She shared three pieces of advice that she wished she’d known back then: make careful, thoughtful decisions and then relax and go with it; enjoy what you do; and partner well in life. Janine advised the young women to identify both professional and personal support networks.
“If you decide to pursue a PhD, make sure you have a good advisor with whom you communicate well. That can be almost as important as the actual technical work,” she said. “And make sure you partner well in life. I stressed a lot about the work-life balance, but my husband and I really value each other’s careers. We have a 20-month-old son and while we do make sacrifices, we are making it work together.”
Julie told the students that initially she was interested in journalism and didn’t consider engineering until her junior year of high school. “I went to my high school guidance counselor and we made a plan of what I needed to do to apply to colleges with the best engineering programs,” she said. “His message to me was ‘You can do this,’ and that was very meaningful to me.”
That plan included taking chemistry, physics, and calculus in her senior year. Julie earned a bachelor of science degree in chemistry from Harvey Mudd College and then went on to earn a doctorate in pharmaceutical chemistry at the University of California, San Francisco. In both cases, she aimed high, attending the best schools she could.
At Sandia, Julie first worked in microfluidics on MicroChemLab, a handheld device to bring benchtop laboratory analysis methods into the field, and then moved into systems analysis. “There is no right or wrong path,” she says. “No one could have predicted the arc I took.”
In closing, Cathy told the awardees to keep up the good work, but also to keep in touch. “When you excel in math and science, doors open but it may not always be obvious what those doors are.
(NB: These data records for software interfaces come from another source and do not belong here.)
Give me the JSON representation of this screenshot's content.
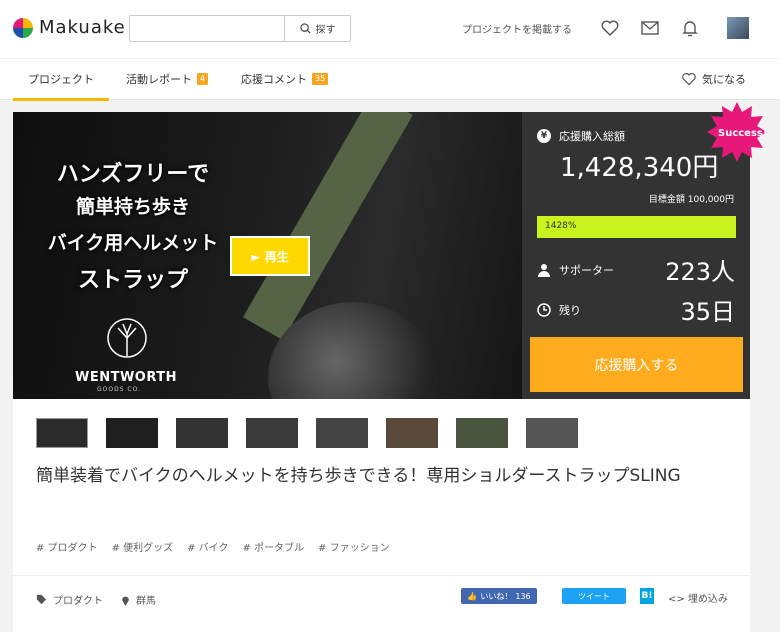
{
  "header": {
    "logo_text": "Makuake",
    "search_placeholder": "",
    "search_button": "探す",
    "post_project": "プロジェクトを掲載する"
  },
  "tabs": [
    {
      "label": "プロジェクト"
    },
    {
      "label": "活動レポート",
      "badge": "4"
    },
    {
      "label": "応援コメント",
      "badge": "35"
    }
  ],
  "favorite_label": "気になる",
  "hero": {
    "lines": [
      "ハンズフリーで",
      "簡単持ち歩き",
      "バイク用ヘルメット",
      "ストラップ"
    ],
    "play_label": "► 再生",
    "brand": "WENTWORTH",
    "brand_sub": "GOODS CO."
  },
  "stats": {
    "total_label": "応援購入総額",
    "total_value": "1,428,340円",
    "goal": "目標金額 100,000円",
    "progress_text": "1428%",
    "progress_fraction": 1.0,
    "supporters_label": "サポーター",
    "supporters_value": "223人",
    "remaining_label": "残り",
    "remaining_value": "35日",
    "buy_label": "応援購入する",
    "success_label": "Success!"
  },
  "title": "簡単装着でバイクのヘルメットを持ち歩きできる！専用ショルダーストラップSLING",
  "tags": [
    "# プロダクト",
    "# 便利グッズ",
    "# バイク",
    "# ポータブル",
    "# ファッション"
  ],
  "meta": {
    "category": "プロダクト",
    "location": "群馬"
  },
  "share": {
    "like": "いいね！",
    "like_count": "136",
    "tweet": "ツイート",
    "hatena": "B!",
    "embed": "<> 埋め込み"
  },
  "colors": {
    "accent_yellow": "#f5b800",
    "buy_orange": "#ffab1e",
    "progress_green": "#c9f21f",
    "success_pink": "#e8187a"
  }
}
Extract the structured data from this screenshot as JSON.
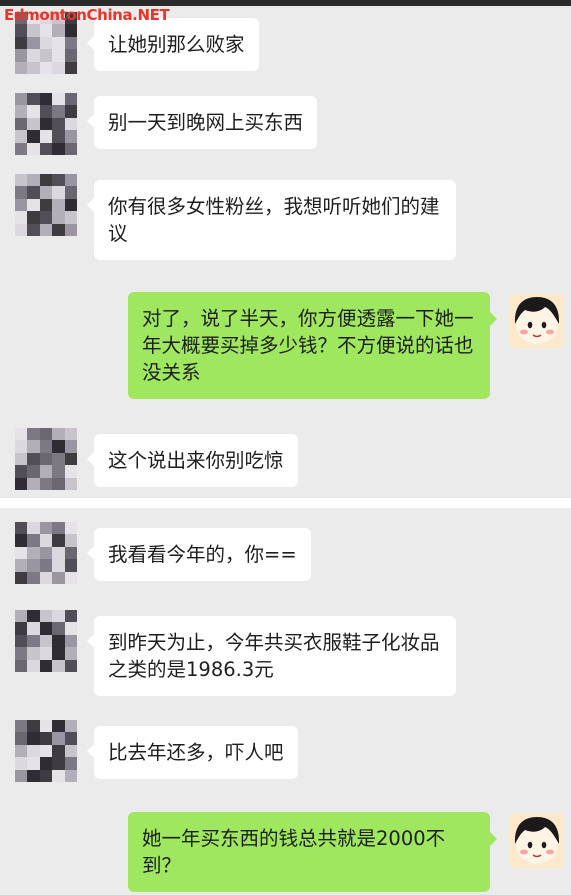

Internships are a great way to explore career options,” she said. “Sandia is a wonderful place to do those internships because of the breadth and kind of work that we do.”
Julie’s remarks hit home with Selena Chang, the Granada High School recipient for math. “I’m reconsidering the AP classes to take next year,” she says. “I think I’ll probably add AP chemistry.”
Outstanding Achievement in Mathematics
- Alysse Ketner, Amador High School
- Alexandra Brown, Dublin High School
- Alejandra Nieves, East Union High School
- Selina Lao, Foothill High School
- Selena Shang, Granada High School
- Lynn Hao Tran, Livermore High School
- Amanda Christensen, Manteca High School
- Danielle Nghiem, Merrill F. West High School
Emily Spencer, Tracy High School
Outstanding Achievement in Science
- Da Eun Kim, Amador High School
- Nancy Zhou, Dublin High School
- Britney Johnston, East Union High School
- Victoria Liu, Foothill High School
- Meagan White, Granada High School
- Rachel Sowa, Livermore High School
- Brooke Mejorado, Manteca High School
- Chloe Pounds, Merrill F. West High School
- Lucy Cui, Tracy High School
Special thanks to the Sandia hosts and Math & Science Awards Committee:
- Amanda Askin (8112)
- Julie Fruetel (8114)
- Mary Gonzales (8250)
- Yalin Hu (8135)
- Tammy Kolda (8966)
- Jina Lee (8116)
- Kirsty Leong (8651)
- Kari Neely (85151)
- Stacy Nelson (8259)
- Jacquieline O’Connor (8632)
- Glenn Kubiak (8600), director champion, SWC
- Cathy Branda (8623), Chair
- Donna Blevins (8953), co-chair
- Marilyn Hawley (8116), co-chair
- Seanna Crouch (8942)
- Deneille Wiese-Smith (8128)